This is the play that we have been watching in Cyprus over the past 17 years, ever since the “pothen esches” law was first enacted. As the journalists involved in the Pandora Papers point out, the people in power abhor transparency. They are very comfortable with the prevailing confusion and uncertainty as to what constitutes an “indecent” act. They are very keen to distinguish between merely “politically unacceptable behaviour” and a “criminally punishable act”, because they thus manage to get away even if they are caught red handed. They all vocally proclaim their opposition to the criminalisation of politics.
In Cyprus, we have witnessed many such cases in the recent past. These are the social attitudes that hundreds of honest journalists have set out to combat with their involvement in the Pandora Papers. Three cheers for them.
‘Pothen esches’: pending critical issues
Admittedly, I have observed that, following the pressure exerted, some limited progress has been attained in shifting the positions of our politicians on the issue of the “pothen esches” in the correct direction. However, serious issues remain which if not resolved will lead again to the total failure of the system.
- The failure to include the wealth of spouses and underage children of the politically exposed person in the “pothen esches” process.
- The failure to include senior members of the judiciary. They are civil servants and cannot be above the law.
- The failure to include trusts in the wealth that must be declared. Failure to do so will unquestionably lead to the castration of the system.
- The failure to include all movable property. Works of art, jewellery etc. may be worth millions of euros.
- The failure to clearly define what constitutes a bribe, either in the form of money or free goods or free services, thus stopping politicians from claiming that the mere acceptance of “gifts from friends” is a legitimate and acceptable practice.
The journalists involved in the Pandora Papers gathered some 12 million (yes, 12 million) documents, spreadsheets, images etc. in order to highlight the problem of corruption and collusion amongst the politically exposed persons. This is the gist of the Pandora Papers. Past history and the punishment of those who have utilised their positions to illegally enrich themselves is an issue, but of secondary importance.

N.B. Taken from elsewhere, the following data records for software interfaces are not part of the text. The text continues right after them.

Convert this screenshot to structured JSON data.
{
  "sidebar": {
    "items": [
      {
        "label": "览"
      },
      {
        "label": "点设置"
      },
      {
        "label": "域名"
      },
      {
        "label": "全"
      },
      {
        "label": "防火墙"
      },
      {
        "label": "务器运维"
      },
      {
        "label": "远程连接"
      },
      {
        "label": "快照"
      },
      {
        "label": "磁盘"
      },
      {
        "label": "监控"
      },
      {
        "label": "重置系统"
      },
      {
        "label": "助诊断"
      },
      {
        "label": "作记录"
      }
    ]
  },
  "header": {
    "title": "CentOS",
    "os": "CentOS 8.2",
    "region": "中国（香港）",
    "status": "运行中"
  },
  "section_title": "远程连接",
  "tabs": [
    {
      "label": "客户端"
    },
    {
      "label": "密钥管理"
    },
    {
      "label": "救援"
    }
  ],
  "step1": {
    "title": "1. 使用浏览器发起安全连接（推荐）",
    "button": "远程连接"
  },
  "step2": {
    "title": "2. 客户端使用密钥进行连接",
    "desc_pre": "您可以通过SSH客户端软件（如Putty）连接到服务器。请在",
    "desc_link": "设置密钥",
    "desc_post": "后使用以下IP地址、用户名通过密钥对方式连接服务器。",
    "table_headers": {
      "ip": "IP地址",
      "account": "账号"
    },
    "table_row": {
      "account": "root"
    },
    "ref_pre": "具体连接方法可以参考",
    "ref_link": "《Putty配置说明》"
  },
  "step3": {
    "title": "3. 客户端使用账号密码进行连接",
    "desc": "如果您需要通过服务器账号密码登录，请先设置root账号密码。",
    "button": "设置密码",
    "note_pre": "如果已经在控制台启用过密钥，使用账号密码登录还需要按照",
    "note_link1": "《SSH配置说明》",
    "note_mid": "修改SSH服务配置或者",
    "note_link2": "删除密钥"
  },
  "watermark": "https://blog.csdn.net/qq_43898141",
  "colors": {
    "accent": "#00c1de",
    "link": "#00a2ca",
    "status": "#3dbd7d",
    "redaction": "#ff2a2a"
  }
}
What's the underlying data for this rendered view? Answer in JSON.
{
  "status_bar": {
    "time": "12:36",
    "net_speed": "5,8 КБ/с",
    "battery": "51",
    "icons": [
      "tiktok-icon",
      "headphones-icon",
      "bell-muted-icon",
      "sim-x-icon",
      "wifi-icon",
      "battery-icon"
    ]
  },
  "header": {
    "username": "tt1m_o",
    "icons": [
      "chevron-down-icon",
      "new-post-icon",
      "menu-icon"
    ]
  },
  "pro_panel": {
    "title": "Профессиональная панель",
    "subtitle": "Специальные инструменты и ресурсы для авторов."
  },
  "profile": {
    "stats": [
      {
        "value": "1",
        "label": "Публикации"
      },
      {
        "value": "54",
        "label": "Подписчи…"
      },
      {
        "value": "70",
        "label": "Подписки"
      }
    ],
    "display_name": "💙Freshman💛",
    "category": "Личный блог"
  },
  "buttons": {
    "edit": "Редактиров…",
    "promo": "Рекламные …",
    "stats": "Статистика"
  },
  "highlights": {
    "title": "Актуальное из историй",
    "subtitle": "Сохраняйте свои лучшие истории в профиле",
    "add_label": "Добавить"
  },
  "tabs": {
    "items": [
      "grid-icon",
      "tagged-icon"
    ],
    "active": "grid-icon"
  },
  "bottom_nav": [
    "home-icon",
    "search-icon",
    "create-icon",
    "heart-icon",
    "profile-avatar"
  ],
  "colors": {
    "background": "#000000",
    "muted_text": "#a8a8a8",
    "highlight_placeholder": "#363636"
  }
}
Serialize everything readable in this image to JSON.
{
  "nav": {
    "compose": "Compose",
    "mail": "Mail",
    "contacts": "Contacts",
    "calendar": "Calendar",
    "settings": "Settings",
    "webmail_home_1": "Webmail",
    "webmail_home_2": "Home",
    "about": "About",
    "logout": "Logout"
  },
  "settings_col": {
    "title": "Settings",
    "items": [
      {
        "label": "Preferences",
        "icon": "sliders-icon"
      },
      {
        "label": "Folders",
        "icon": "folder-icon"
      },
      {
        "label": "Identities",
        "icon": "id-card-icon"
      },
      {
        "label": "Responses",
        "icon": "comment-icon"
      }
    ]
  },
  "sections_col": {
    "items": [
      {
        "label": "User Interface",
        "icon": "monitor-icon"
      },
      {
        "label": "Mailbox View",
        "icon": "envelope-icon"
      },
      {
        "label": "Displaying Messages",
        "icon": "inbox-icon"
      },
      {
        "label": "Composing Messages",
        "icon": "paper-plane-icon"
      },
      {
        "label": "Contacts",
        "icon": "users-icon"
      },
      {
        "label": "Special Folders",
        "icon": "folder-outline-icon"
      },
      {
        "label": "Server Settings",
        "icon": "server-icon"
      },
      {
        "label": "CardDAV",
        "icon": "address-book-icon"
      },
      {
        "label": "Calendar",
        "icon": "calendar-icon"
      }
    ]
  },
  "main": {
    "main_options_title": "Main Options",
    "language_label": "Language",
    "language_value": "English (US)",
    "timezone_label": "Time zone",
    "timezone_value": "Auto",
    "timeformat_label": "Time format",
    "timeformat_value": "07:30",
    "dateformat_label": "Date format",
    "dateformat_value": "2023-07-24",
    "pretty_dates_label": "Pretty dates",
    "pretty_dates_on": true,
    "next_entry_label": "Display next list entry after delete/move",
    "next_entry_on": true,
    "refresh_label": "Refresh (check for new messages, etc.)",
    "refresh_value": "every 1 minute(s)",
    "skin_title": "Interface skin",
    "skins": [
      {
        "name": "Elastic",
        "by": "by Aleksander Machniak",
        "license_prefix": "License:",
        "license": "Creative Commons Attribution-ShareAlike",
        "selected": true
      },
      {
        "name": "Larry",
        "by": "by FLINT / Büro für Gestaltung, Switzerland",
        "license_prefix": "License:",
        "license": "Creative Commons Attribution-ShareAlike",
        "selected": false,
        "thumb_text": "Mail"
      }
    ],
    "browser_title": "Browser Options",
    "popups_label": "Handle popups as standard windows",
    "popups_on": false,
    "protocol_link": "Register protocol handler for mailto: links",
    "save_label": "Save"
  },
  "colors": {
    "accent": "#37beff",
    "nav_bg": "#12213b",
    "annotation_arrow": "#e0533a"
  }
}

The first and foremost goal is to design and activate the necessary tools, such as “pothen esches”, to stop the decay from now on. This is the message which the Pandora Papers are seeking to transmit.
Christos Panayiotides is a regular columnist for the Cyprus Mail and Alithia